When I hear that my book is being challenged, I contact the school or library where the challenge is being made, and I offer to defend my book with a written statement. Of course, it never helps, because the people who ban books are not very smart, and it’s darned near impossible to change their minds. But at least I get to publicly make a case for why books shouldn’t be banned, and hopefully my words reach some children and teenagers, who are still young enough to be open to hearing them.

In six words, would you tell us why you write YA?

I have never really grown up.

What’s been your biggest struggle as a writer?

Getting distracted by the internet! In fact, there is even a poem about that in my brand new novel in verse, THE HUNCHBACK OF NEIMAN MARCUS. It’s my first novel in verse for grownups. But there is a 17-year-old girl in the story, so I’m hoping that teens and their mothers will both like it. You can read about it here: http://www.sonyasones.com/books/hunchback/a_syn_book.html.

And here is that poem I just mentioned about being distracted by the internet. Holly is a writer, way behind on her deadline for a book:

New Year’s Resolution

I, Holly Miller, hereby swear


that I will never again


allow myself to be lured away


from my writing






by clicking


on those hideous headlines


that litter my computer screen


like landmines waiting to be stepped on.






So I am not going to click


on the article about the nasty insults


that Anderson Cooper slung at a celebrity mom


that prompted her to lash out.






Though I’m dying to know


which celebrity mom it was


and exactly what she and Anderson


said to each other.






And I am not


going to click on the article


about the location


of America’s greatest bathroom






(which


apparently was found


when “Pros Flushed Far and Wide


to Find the Best Spot to Tinkle”).






And even though


I do remember Ann-Margret


and I’m yearning to see


how she looks at sixty-seven,






I am not


going to click on the link.


I am not!


I am NOT!










Wow…






She looks good…

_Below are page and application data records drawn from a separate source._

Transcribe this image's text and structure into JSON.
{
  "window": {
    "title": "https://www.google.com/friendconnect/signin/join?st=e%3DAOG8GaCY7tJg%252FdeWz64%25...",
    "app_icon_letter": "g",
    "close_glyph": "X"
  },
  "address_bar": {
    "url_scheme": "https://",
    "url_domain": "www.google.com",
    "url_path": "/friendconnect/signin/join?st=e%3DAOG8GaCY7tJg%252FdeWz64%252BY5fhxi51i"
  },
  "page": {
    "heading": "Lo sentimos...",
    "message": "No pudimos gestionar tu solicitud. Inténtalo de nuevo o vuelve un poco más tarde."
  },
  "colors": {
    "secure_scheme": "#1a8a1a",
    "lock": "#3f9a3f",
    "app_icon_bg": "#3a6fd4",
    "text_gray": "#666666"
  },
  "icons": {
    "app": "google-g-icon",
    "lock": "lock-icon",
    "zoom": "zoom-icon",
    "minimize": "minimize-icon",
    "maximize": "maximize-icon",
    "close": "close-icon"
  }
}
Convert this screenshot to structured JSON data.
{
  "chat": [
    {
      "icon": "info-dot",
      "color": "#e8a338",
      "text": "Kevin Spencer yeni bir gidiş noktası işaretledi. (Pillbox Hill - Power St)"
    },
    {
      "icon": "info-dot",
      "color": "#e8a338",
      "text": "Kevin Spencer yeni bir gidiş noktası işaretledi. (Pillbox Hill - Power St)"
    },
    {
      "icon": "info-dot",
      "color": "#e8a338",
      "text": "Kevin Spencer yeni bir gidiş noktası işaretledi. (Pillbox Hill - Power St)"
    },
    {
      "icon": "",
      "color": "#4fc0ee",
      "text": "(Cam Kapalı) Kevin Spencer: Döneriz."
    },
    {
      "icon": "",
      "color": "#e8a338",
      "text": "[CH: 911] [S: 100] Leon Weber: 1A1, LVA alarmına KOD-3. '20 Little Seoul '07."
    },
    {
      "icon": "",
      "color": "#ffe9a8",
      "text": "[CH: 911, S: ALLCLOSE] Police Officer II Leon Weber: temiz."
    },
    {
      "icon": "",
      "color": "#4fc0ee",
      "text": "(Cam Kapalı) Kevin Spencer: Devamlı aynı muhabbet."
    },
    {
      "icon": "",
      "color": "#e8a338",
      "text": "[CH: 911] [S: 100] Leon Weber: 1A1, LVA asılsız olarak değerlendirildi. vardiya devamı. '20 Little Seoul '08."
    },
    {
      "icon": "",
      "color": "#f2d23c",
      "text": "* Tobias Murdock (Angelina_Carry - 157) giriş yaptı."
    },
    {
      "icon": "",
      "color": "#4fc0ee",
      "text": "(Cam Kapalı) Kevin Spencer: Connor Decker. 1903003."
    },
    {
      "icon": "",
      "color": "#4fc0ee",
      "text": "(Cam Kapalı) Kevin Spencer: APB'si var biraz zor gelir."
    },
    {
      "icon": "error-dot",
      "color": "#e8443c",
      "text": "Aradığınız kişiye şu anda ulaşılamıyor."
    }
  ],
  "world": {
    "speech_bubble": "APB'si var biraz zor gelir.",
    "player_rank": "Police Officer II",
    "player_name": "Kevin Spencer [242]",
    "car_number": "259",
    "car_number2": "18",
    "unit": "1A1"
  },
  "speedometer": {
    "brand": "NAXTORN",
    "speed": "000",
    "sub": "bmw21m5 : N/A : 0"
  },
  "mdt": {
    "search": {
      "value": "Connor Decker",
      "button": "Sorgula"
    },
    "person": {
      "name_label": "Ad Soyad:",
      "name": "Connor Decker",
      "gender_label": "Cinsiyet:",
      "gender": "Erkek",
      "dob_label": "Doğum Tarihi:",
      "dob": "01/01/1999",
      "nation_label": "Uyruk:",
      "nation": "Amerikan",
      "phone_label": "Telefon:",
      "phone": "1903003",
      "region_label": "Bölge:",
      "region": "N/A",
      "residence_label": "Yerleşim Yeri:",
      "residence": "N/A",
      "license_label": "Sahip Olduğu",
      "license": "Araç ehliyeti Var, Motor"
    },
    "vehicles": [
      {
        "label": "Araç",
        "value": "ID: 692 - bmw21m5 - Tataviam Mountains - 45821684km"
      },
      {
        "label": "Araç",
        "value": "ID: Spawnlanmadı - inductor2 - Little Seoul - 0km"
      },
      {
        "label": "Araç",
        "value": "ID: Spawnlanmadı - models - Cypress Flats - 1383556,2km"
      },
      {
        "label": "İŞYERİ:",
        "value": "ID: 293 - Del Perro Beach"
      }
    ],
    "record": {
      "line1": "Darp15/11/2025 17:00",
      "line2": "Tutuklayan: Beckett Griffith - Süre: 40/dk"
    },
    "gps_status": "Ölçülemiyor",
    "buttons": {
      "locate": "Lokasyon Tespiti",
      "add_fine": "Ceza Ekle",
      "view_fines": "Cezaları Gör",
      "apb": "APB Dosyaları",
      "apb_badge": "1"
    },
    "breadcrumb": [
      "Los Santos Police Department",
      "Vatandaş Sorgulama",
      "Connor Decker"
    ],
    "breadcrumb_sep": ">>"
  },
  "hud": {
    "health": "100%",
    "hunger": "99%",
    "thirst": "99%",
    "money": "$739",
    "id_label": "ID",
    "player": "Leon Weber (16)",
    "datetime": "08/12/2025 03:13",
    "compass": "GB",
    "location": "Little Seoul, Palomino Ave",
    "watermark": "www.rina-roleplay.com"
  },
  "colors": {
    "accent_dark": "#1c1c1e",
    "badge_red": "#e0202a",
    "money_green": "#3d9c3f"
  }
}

This was such a fun, and long-awaited, interview. Thanks so much, Sonya, for agreeing to interview at For the Love of YA, for being a champion of YA literature, and for giving us a piece from your newest book The Hunchback of Neiman Marcus, which I am on my way to pick up this weekend. See you around the writing world!